*GIVEN RECORDS*.
Start of Block

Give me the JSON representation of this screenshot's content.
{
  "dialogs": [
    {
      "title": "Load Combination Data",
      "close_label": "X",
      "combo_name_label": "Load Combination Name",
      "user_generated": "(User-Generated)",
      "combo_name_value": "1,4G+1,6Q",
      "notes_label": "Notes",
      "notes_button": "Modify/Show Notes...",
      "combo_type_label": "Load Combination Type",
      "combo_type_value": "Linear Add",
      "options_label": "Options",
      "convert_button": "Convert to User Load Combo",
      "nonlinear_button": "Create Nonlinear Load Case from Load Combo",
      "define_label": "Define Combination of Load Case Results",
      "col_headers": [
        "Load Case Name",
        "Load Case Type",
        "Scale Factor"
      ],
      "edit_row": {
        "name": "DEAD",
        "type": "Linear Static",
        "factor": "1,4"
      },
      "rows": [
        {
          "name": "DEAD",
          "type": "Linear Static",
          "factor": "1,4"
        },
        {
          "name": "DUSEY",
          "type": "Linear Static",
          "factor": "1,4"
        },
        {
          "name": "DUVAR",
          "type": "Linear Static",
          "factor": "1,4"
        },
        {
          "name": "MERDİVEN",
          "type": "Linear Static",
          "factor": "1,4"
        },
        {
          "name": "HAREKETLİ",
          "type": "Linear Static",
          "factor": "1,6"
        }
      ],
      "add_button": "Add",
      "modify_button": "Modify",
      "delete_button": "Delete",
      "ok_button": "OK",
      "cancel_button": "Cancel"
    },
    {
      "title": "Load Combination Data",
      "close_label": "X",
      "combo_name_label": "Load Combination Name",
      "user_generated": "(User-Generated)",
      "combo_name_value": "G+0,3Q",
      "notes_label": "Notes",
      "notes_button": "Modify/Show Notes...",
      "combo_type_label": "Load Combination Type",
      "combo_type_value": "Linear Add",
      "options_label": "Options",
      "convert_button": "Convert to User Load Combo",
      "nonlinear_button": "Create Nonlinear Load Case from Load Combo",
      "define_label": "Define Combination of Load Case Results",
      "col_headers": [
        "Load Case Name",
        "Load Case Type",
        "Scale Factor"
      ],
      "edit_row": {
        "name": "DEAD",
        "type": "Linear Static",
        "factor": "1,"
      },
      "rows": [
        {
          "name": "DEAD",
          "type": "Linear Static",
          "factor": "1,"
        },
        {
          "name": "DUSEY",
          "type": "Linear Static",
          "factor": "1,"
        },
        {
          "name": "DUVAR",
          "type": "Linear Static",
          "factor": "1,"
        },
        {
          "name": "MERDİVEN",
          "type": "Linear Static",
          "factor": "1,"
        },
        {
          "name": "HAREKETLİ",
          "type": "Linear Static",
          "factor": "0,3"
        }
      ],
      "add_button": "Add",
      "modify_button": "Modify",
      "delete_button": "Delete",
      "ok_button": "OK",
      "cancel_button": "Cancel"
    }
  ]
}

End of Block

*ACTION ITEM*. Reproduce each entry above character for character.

*ANSWER BELOW*.
Give me the JSON representation of this screenshot's content.
{
  "dialogs": [
    {
      "title": "Load Combination Data",
      "close_label": "X",
      "combo_name_label": "Load Combination Name",
      "user_generated": "(User-Generated)",
      "combo_name_value": "1,4G+1,6Q",
      "notes_label": "Notes",
      "notes_button": "Modify/Show Notes...",
      "combo_type_label": "Load Combination Type",
      "combo_type_value": "Linear Add",
      "options_label": "Options",
      "convert_button": "Convert to User Load Combo",
      "nonlinear_button": "Create Nonlinear Load Case from Load Combo",
      "define_label": "Define Combination of Load Case Results",
      "col_headers": [
        "Load Case Name",
        "Load Case Type",
        "Scale Factor"
      ],
      "edit_row": {
        "name": "DEAD",
        "type": "Linear Static",
        "factor": "1,4"
      },
      "rows": [
        {
          "name": "DEAD",
          "type": "Linear Static",
          "factor": "1,4"
        },
        {
          "name": "DUSEY",
          "type": "Linear Static",
          "factor": "1,4"
        },
        {
          "name": "DUVAR",
          "type": "Linear Static",
          "factor": "1,4"
        },
        {
          "name": "MERDİVEN",
          "type": "Linear Static",
          "factor": "1,4"
        },
        {
          "name": "HAREKETLİ",
          "type": "Linear Static",
          "factor": "1,6"
        }
      ],
      "add_button": "Add",
      "modify_button": "Modify",
      "delete_button": "Delete",
      "ok_button": "OK",
      "cancel_button": "Cancel"
    },
    {
      "title": "Load Combination Data",
      "close_label": "X",
      "combo_name_label": "Load Combination Name",
      "user_generated": "(User-Generated)",
      "combo_name_value": "G+0,3Q",
      "notes_label": "Notes",
      "notes_button": "Modify/Show Notes...",
      "combo_type_label": "Load Combination Type",
      "combo_type_value": "Linear Add",
      "options_label": "Options",
      "convert_button": "Convert to User Load Combo",
      "nonlinear_button": "Create Nonlinear Load Case from Load Combo",
      "define_label": "Define Combination of Load Case Results",
      "col_headers": [
        "Load Case Name",
        "Load Case Type",
        "Scale Factor"
      ],
      "edit_row": {
        "name": "DEAD",
        "type": "Linear Static",
        "factor": "1,"
      },
      "rows": [
        {
          "name": "DEAD",
          "type": "Linear Static",
          "factor": "1,"
        },
        {
          "name": "DUSEY",
          "type": "Linear Static",
          "factor": "1,"
        },
        {
          "name": "DUVAR",
          "type": "Linear Static",
          "factor": "1,"
        },
        {
          "name": "MERDİVEN",
          "type": "Linear Static",
          "factor": "1,"
        },
        {
          "name": "HAREKETLİ",
          "type": "Linear Static",
          "factor": "0,3"
        }
      ],
      "add_button": "Add",
      "modify_button": "Modify",
      "delete_button": "Delete",
      "ok_button": "OK",
      "cancel_button": "Cancel"
    }
  ]
}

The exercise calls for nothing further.